Monday, 12 January 2009

Police Violence Cases

Last week, the Court issued two judgments on police violence, one concerning Spain, the other concerning Greece. In the Spanish case, Iribarren Pinillos, the applicant had been severely wounded when during a riot the police fired a smoke-bomb at him. When an ambulance arrived he was partly paralysed, had severe burns and had even stopped breathing. It is important in this case that the Court clarifies that many of state duties applicable under the right to life (Article 2) also apply under Article 3 ECHR. Two of the key aspects now clarified as being also applicable under Article 3 are the duty to conduct an investigation and the possibility to obtain compensation (on the national level) for pecuniary and non-pecuniary damages. Thus even violence that was not (potentially) lethal and for which the state was responsible falls under this regime.

It may be noted that the applicant was awarded high compensation for both pecuniary (100,000 euros) and non-pecuniary (40,000 euros) damages. The judgment is available only in French, but a press release in English can be found here.
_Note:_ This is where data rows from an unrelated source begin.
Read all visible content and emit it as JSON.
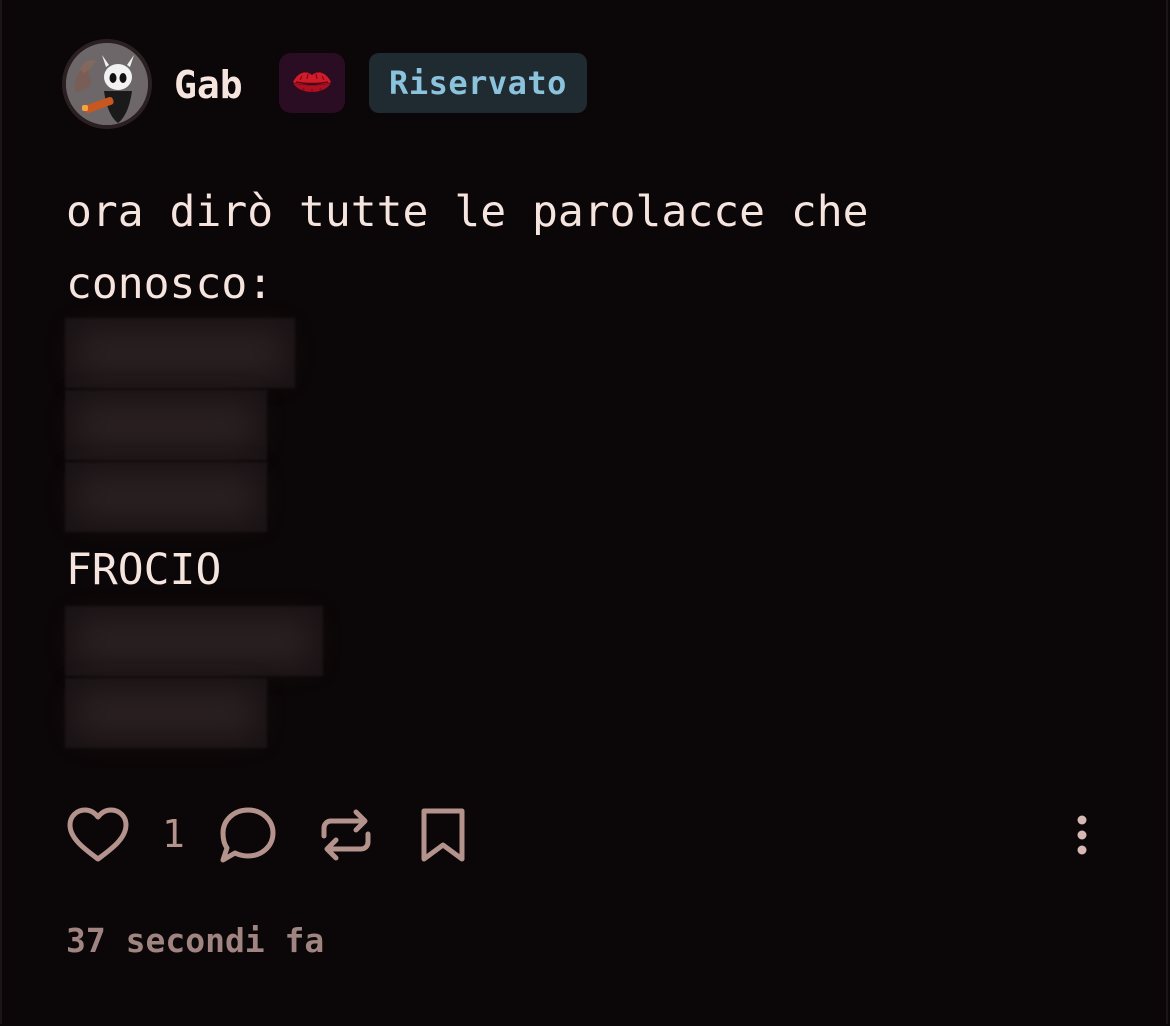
{
  "post": {
    "author": {
      "name": "Gab",
      "avatar_icon": "hollow-knight-avatar",
      "emoji_badge_icon": "kiss-mark-icon",
      "status_badge": "Riservato"
    },
    "text": "ora dirò tutte le parolacce che\nconosco:",
    "spoilers_hidden": 5,
    "visible_word": "FROCIO",
    "actions": {
      "like_count": "1",
      "like_icon": "heart-icon",
      "comment_icon": "comment-icon",
      "repost_icon": "repost-icon",
      "bookmark_icon": "bookmark-icon",
      "more_icon": "more-vertical-icon"
    },
    "timestamp": "37 secondi fa"
  },
  "colors": {
    "background": "#0b0607",
    "text": "#f6e4df",
    "icon": "#b4938c",
    "badge_text": "#8cc3dc",
    "badge_bg": "#1f2b31"
  }
}
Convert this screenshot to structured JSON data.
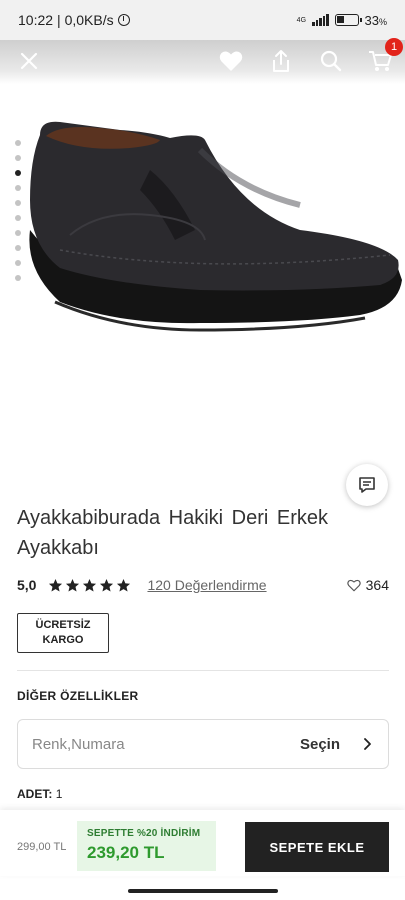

The Court's press service has, by the way, conveniently started to add links to the judgments to its press releases.

The other judgment on police violence is the case of Leonidis v. Greece, the Court found a substantive violation of the right to life. In 2000, the applicant's son had been shot in a chase by the police which went awfully wrong. As in earlier Greek cases (most notably Makaratzis), the Court pointed to the lack of clear guidelines on the use of force in peacetime. Coming as it did so quickly after another shooting by the Greek police last autumn, which caused enormous unrest and even rioting in Greece (see e.g. this report in the Guardian), one may only hope that the country's authorities will now finally take the Court's emphasis on the need for clear rules and proper training at heart.

2 comments:

Wim Muller said...

Hi Antoine, Many thanks for your drawing attention to these cases. I have also been a regular reader of your weblog for a while now, and thought that the following might be of interest to my fellow readers.

I would say that the duty to conduct a proper investigation has long been part of the case-law of the ECHR, ever since at least Ribitsch v. Austria (1991) and Aksoy v. Turkey (1995), in which it held that "where an individual is taken into police custody in good health but is found to be injured at the time of release, it is incumbent on the State to provide a plausible explanation as to the causing of the injury, failing which a clear issue arises under Article 3 of the Convention." Since then, the duty to investigate has been elaborated upon in cases such as Assenov v. Bulgaria, Selmouni v. France, Afanasyev v. Ukraine and notably Mikheyev v. Russia, in which so many things went wrong in an investigation that the Court had the opportunity to list all the necessary elements to make an investigation go right. So not only has there long been a duty to investigate, if the investigation does not satisfy certain requirements of due diligence a state may still be in violation of Article 3. The possibility to obtain compensation has played a role before as well, including in the recent judgment in Gäfgen v. Germany, but maybe the Court does add to it in a new way in this judgment.

Antoine Buyse said...

Dear Wim,

Hope you are doing well. Thanks for your additions. You are indeed completely correct that especially the duty to investigate is already part of the Court's case-law. What is special in this case, is that the Court explicitly puts that duty on a par with the duties under Article 2, as if to stress that the two rights are of equal importance (and the dividing line between them of less relevance at least from this perspective: was the violence potentially lethal or not).